Work to complete -
Below is a set of records, and all of them should be retyped exactly, minus the pictures.

*** Dataset records ***

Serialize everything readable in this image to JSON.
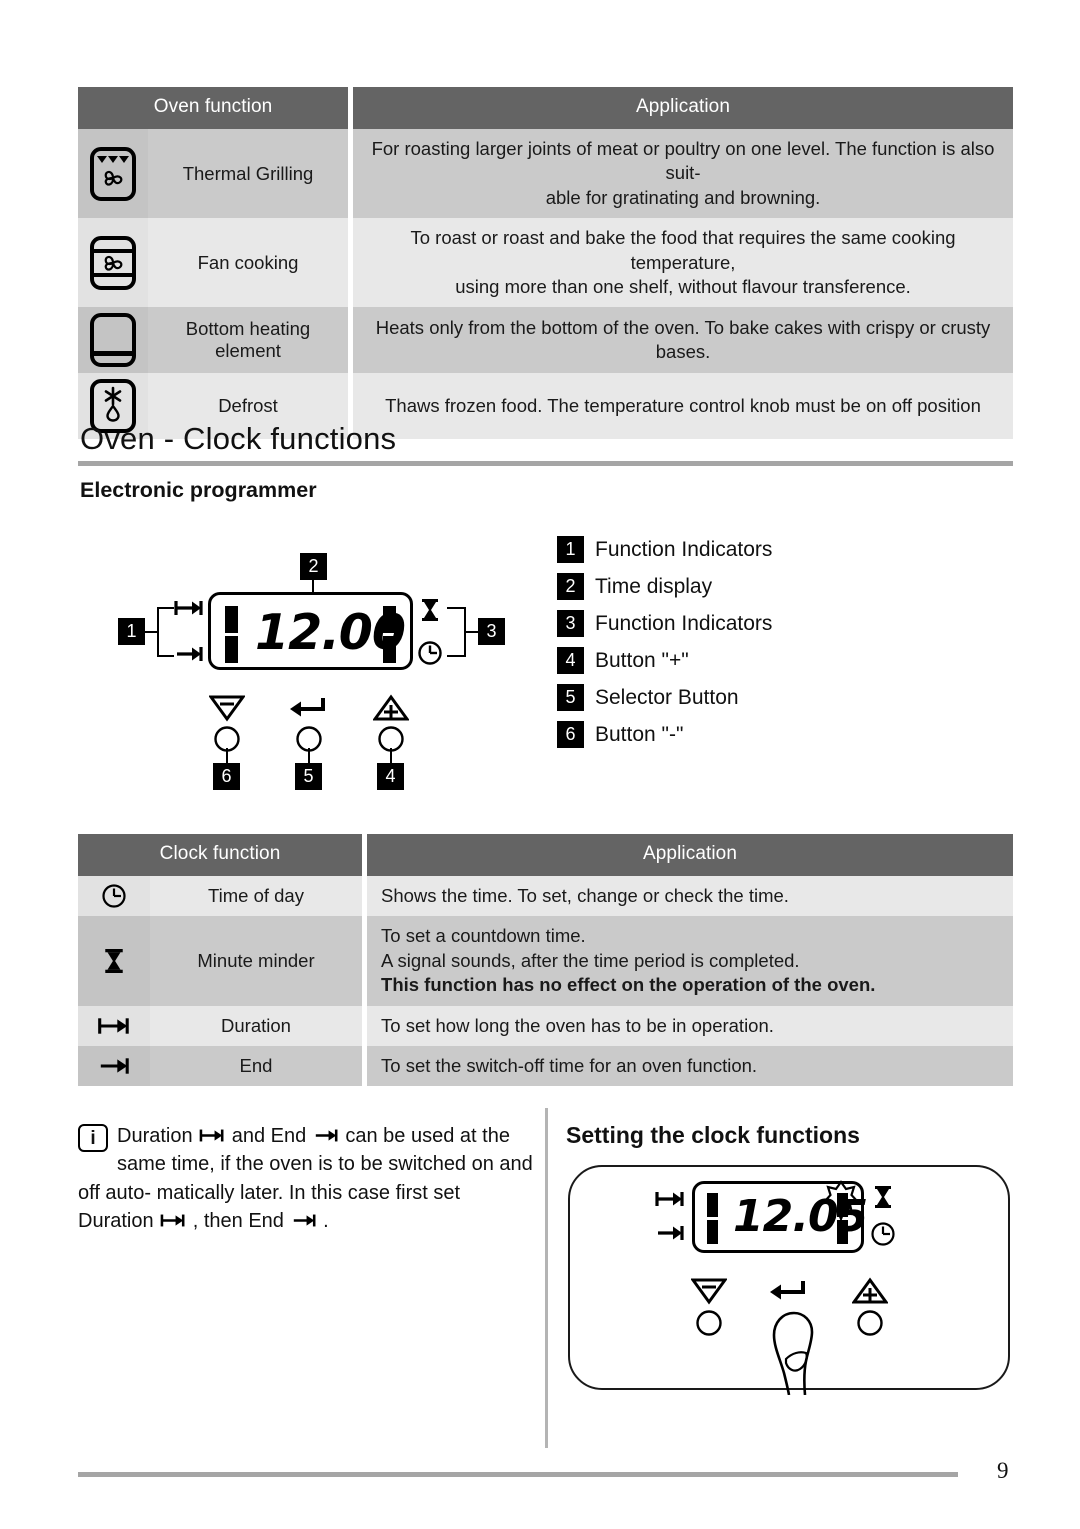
{
  "oven_function_table": {
    "headers": [
      "Oven function",
      "Application"
    ],
    "rows": [
      {
        "icon": "thermal-grilling-icon",
        "name": "Thermal Grilling",
        "application": "For roasting larger joints of meat or poultry on one level. The function is also suit-able for gratinating and browning.",
        "application_lines": [
          "For roasting larger joints of meat or poultry on one level. The function is also suit-",
          "able for gratinating and browning."
        ]
      },
      {
        "icon": "fan-cooking-icon",
        "name": "Fan cooking",
        "application": "To roast or roast and bake the food that requires the same cooking temperature, using more than one shelf, without flavour transference.",
        "application_lines": [
          "To roast or roast and bake the food that requires the same cooking temperature,",
          "using more than one shelf, without flavour transference."
        ]
      },
      {
        "icon": "bottom-heating-element-icon",
        "name": "Bottom heating element",
        "application": "Heats only from the bottom of the oven. To bake cakes with crispy or crusty bases.",
        "application_lines": [
          "Heats only from the bottom of the oven. To bake cakes with crispy or crusty bases."
        ]
      },
      {
        "icon": "defrost-icon",
        "name": "Defrost",
        "application": "Thaws frozen food. The temperature control knob must be on off position",
        "application_lines": [
          "Thaws frozen food. The temperature control knob must be on off position"
        ]
      }
    ]
  },
  "section": {
    "title": "Oven - Clock functions",
    "subtitle": "Electronic programmer"
  },
  "programmer_diagram": {
    "display_value": "12.00",
    "callouts": [
      "1",
      "2",
      "3",
      "4",
      "5",
      "6"
    ],
    "indicators_left": [
      "duration-indicator-icon",
      "end-indicator-icon"
    ],
    "indicators_right": [
      "minute-minder-icon",
      "time-of-day-icon"
    ],
    "buttons": [
      "minus-button-icon",
      "selector-button-icon",
      "plus-button-icon"
    ]
  },
  "legend": {
    "items": [
      {
        "num": "1",
        "label": "Function Indicators"
      },
      {
        "num": "2",
        "label": "Time display"
      },
      {
        "num": "3",
        "label": "Function Indicators"
      },
      {
        "num": "4",
        "label": "Button \"+\""
      },
      {
        "num": "5",
        "label": "Selector Button"
      },
      {
        "num": "6",
        "label": "Button \"-\""
      }
    ]
  },
  "clock_function_table": {
    "headers": [
      "Clock function",
      "Application"
    ],
    "rows": [
      {
        "icon": "time-of-day-icon",
        "name": "Time of day",
        "lines": [
          {
            "text": "Shows the time. To set, change or check the time.",
            "bold": false
          }
        ]
      },
      {
        "icon": "minute-minder-icon",
        "name": "Minute minder",
        "lines": [
          {
            "text": "To set a countdown time.",
            "bold": false
          },
          {
            "text": "A signal sounds, after the time period is completed.",
            "bold": false
          },
          {
            "text": "This function has no effect on the operation of the oven.",
            "bold": true
          }
        ]
      },
      {
        "icon": "duration-icon",
        "name": "Duration",
        "lines": [
          {
            "text": "To set how long the oven has to be in operation.",
            "bold": false
          }
        ]
      },
      {
        "icon": "end-icon",
        "name": "End",
        "lines": [
          {
            "text": "To set the switch-off time for an oven function.",
            "bold": false
          }
        ]
      }
    ]
  },
  "note": {
    "icon": "info-icon",
    "part1": "Duration",
    "part2": "and End",
    "part3": "can be used at the same",
    "part4": "time, if the oven is to be switched on and off auto-",
    "part5": "matically later. In this case first set Duration",
    "part6": ", then",
    "part7": "End",
    "part8": "."
  },
  "setting_section": {
    "title": "Setting the clock functions",
    "display_value": "12.05",
    "blinking_indicator": "flashing-indicator-icon",
    "pointer": "finger-pressing-icon"
  },
  "footer": {
    "page_number": "9"
  },
  "colors": {
    "header_bar": "#646464",
    "row_dark": "#cacaca",
    "row_light": "#e8e8e8",
    "rule": "#a5a5a5",
    "text": "#111111"
  }
}
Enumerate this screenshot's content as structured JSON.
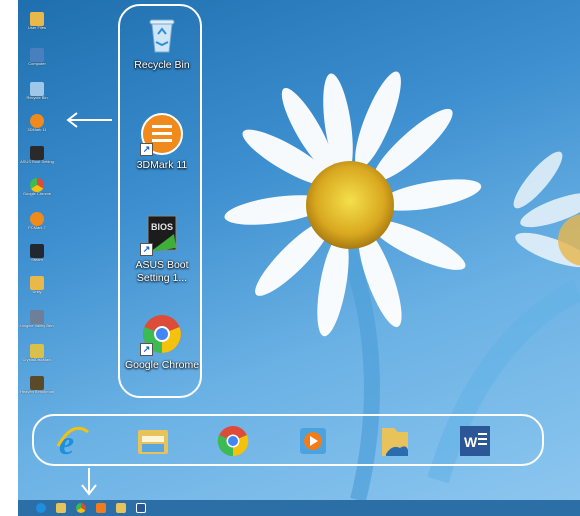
{
  "desktop": {
    "icons": [
      {
        "name": "recycle-bin",
        "label": "Recycle Bin"
      },
      {
        "name": "3dmark-11",
        "label": "3DMark 11"
      },
      {
        "name": "asus-boot-setting",
        "label": "ASUS Boot Setting 1..."
      },
      {
        "name": "google-chrome",
        "label": "Google Chrome"
      }
    ],
    "small_icons": [
      {
        "label": "User Files",
        "icon": "folder-icon",
        "color": "#e8b94a"
      },
      {
        "label": "Computer",
        "icon": "computer-icon",
        "color": "#4a7fbf"
      },
      {
        "label": "Recycle Bin",
        "icon": "recycle-bin-icon",
        "color": "#9fc7e8"
      },
      {
        "label": "3DMark 11",
        "icon": "3dmark-icon",
        "color": "#f08a1d"
      },
      {
        "label": "ASUS Boot Setting",
        "icon": "asus-bios-icon",
        "color": "#2a2a2a"
      },
      {
        "label": "Google Chrome",
        "icon": "chrome-icon",
        "color": "#dd4b39"
      },
      {
        "label": "PCMark 7",
        "icon": "pcmark-icon",
        "color": "#f08a1d"
      },
      {
        "label": "Steam",
        "icon": "steam-icon",
        "color": "#222831"
      },
      {
        "label": "Unity",
        "icon": "unity-icon",
        "color": "#e8b94a"
      },
      {
        "label": "Unigine Valley Bench",
        "icon": "valley-icon",
        "color": "#6e7f9a"
      },
      {
        "label": "CrystalDiskMark",
        "icon": "crystaldisk-icon",
        "color": "#d9c04a"
      },
      {
        "label": "Heaven Benchmark",
        "icon": "heaven-icon",
        "color": "#5b4a2a"
      }
    ]
  },
  "taskbar": {
    "pinned": [
      {
        "name": "internet-explorer",
        "icon": "internet-explorer-icon",
        "color": "#1d8ee0"
      },
      {
        "name": "file-explorer",
        "icon": "file-explorer-icon",
        "color": "#e8c25a"
      },
      {
        "name": "chrome",
        "icon": "chrome-icon",
        "color": "#dd4b39"
      },
      {
        "name": "media-player",
        "icon": "media-player-icon",
        "color": "#f07c1b"
      },
      {
        "name": "skydrive-folder",
        "icon": "skydrive-folder-icon",
        "color": "#e8c25a"
      },
      {
        "name": "word",
        "icon": "word-icon",
        "color": "#2b5797"
      }
    ]
  },
  "colors": {
    "desktop_bg": "#3c8ecf",
    "taskbar_bg": "#2c6ea6",
    "highlight": "#ffffff"
  }
}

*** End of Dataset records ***

Task output -
Serialize everything readable in this image to JSON.
{
  "oven_function_table": {
    "headers": [
      "Oven function",
      "Application"
    ],
    "rows": [
      {
        "icon": "thermal-grilling-icon",
        "name": "Thermal Grilling",
        "application": "For roasting larger joints of meat or poultry on one level. The function is also suit-able for gratinating and browning.",
        "application_lines": [
          "For roasting larger joints of meat or poultry on one level. The function is also suit-",
          "able for gratinating and browning."
        ]
      },
      {
        "icon": "fan-cooking-icon",
        "name": "Fan cooking",
        "application": "To roast or roast and bake the food that requires the same cooking temperature, using more than one shelf, without flavour transference.",
        "application_lines": [
          "To roast or roast and bake the food that requires the same cooking temperature,",
          "using more than one shelf, without flavour transference."
        ]
      },
      {
        "icon": "bottom-heating-element-icon",
        "name": "Bottom heating element",
        "application": "Heats only from the bottom of the oven. To bake cakes with crispy or crusty bases.",
        "application_lines": [
          "Heats only from the bottom of the oven. To bake cakes with crispy or crusty bases."
        ]
      },
      {
        "icon": "defrost-icon",
        "name": "Defrost",
        "application": "Thaws frozen food. The temperature control knob must be on off position",
        "application_lines": [
          "Thaws frozen food. The temperature control knob must be on off position"
        ]
      }
    ]
  },
  "section": {
    "title": "Oven - Clock functions",
    "subtitle": "Electronic programmer"
  },
  "programmer_diagram": {
    "display_value": "12.00",
    "callouts": [
      "1",
      "2",
      "3",
      "4",
      "5",
      "6"
    ],
    "indicators_left": [
      "duration-indicator-icon",
      "end-indicator-icon"
    ],
    "indicators_right": [
      "minute-minder-icon",
      "time-of-day-icon"
    ],
    "buttons": [
      "minus-button-icon",
      "selector-button-icon",
      "plus-button-icon"
    ]
  },
  "legend": {
    "items": [
      {
        "num": "1",
        "label": "Function Indicators"
      },
      {
        "num": "2",
        "label": "Time display"
      },
      {
        "num": "3",
        "label": "Function Indicators"
      },
      {
        "num": "4",
        "label": "Button \"+\""
      },
      {
        "num": "5",
        "label": "Selector Button"
      },
      {
        "num": "6",
        "label": "Button \"-\""
      }
    ]
  },
  "clock_function_table": {
    "headers": [
      "Clock function",
      "Application"
    ],
    "rows": [
      {
        "icon": "time-of-day-icon",
        "name": "Time of day",
        "lines": [
          {
            "text": "Shows the time. To set, change or check the time.",
            "bold": false
          }
        ]
      },
      {
        "icon": "minute-minder-icon",
        "name": "Minute minder",
        "lines": [
          {
            "text": "To set a countdown time.",
            "bold": false
          },
          {
            "text": "A signal sounds, after the time period is completed.",
            "bold": false
          },
          {
            "text": "This function has no effect on the operation of the oven.",
            "bold": true
          }
        ]
      },
      {
        "icon": "duration-icon",
        "name": "Duration",
        "lines": [
          {
            "text": "To set how long the oven has to be in operation.",
            "bold": false
          }
        ]
      },
      {
        "icon": "end-icon",
        "name": "End",
        "lines": [
          {
            "text": "To set the switch-off time for an oven function.",
            "bold": false
          }
        ]
      }
    ]
  },
  "note": {
    "icon": "info-icon",
    "part1": "Duration",
    "part2": "and End",
    "part3": "can be used at the same",
    "part4": "time, if the oven is to be switched on and off auto-",
    "part5": "matically later. In this case first set Duration",
    "part6": ", then",
    "part7": "End",
    "part8": "."
  },
  "setting_section": {
    "title": "Setting the clock functions",
    "display_value": "12.05",
    "blinking_indicator": "flashing-indicator-icon",
    "pointer": "finger-pressing-icon"
  },
  "footer": {
    "page_number": "9"
  },
  "colors": {
    "header_bar": "#646464",
    "row_dark": "#cacaca",
    "row_light": "#e8e8e8",
    "rule": "#a5a5a5",
    "text": "#111111"
  }
}
Enumerate this screenshot's content as structured JSON.
{
  "desktop": {
    "icons": [
      {
        "name": "recycle-bin",
        "label": "Recycle Bin"
      },
      {
        "name": "3dmark-11",
        "label": "3DMark 11"
      },
      {
        "name": "asus-boot-setting",
        "label": "ASUS Boot Setting 1..."
      },
      {
        "name": "google-chrome",
        "label": "Google Chrome"
      }
    ],
    "small_icons": [
      {
        "label": "User Files",
        "icon": "folder-icon",
        "color": "#e8b94a"
      },
      {
        "label": "Computer",
        "icon": "computer-icon",
        "color": "#4a7fbf"
      },
      {
        "label": "Recycle Bin",
        "icon": "recycle-bin-icon",
        "color": "#9fc7e8"
      },
      {
        "label": "3DMark 11",
        "icon": "3dmark-icon",
        "color": "#f08a1d"
      },
      {
        "label": "ASUS Boot Setting",
        "icon": "asus-bios-icon",
        "color": "#2a2a2a"
      },
      {
        "label": "Google Chrome",
        "icon": "chrome-icon",
        "color": "#dd4b39"
      },
      {
        "label": "PCMark 7",
        "icon": "pcmark-icon",
        "color": "#f08a1d"
      },
      {
        "label": "Steam",
        "icon": "steam-icon",
        "color": "#222831"
      },
      {
        "label": "Unity",
        "icon": "unity-icon",
        "color": "#e8b94a"
      },
      {
        "label": "Unigine Valley Bench",
        "icon": "valley-icon",
        "color": "#6e7f9a"
      },
      {
        "label": "CrystalDiskMark",
        "icon": "crystaldisk-icon",
        "color": "#d9c04a"
      },
      {
        "label": "Heaven Benchmark",
        "icon": "heaven-icon",
        "color": "#5b4a2a"
      }
    ]
  },
  "taskbar": {
    "pinned": [
      {
        "name": "internet-explorer",
        "icon": "internet-explorer-icon",
        "color": "#1d8ee0"
      },
      {
        "name": "file-explorer",
        "icon": "file-explorer-icon",
        "color": "#e8c25a"
      },
      {
        "name": "chrome",
        "icon": "chrome-icon",
        "color": "#dd4b39"
      },
      {
        "name": "media-player",
        "icon": "media-player-icon",
        "color": "#f07c1b"
      },
      {
        "name": "skydrive-folder",
        "icon": "skydrive-folder-icon",
        "color": "#e8c25a"
      },
      {
        "name": "word",
        "icon": "word-icon",
        "color": "#2b5797"
      }
    ]
  },
  "colors": {
    "desktop_bg": "#3c8ecf",
    "taskbar_bg": "#2c6ea6",
    "highlight": "#ffffff"
  }
}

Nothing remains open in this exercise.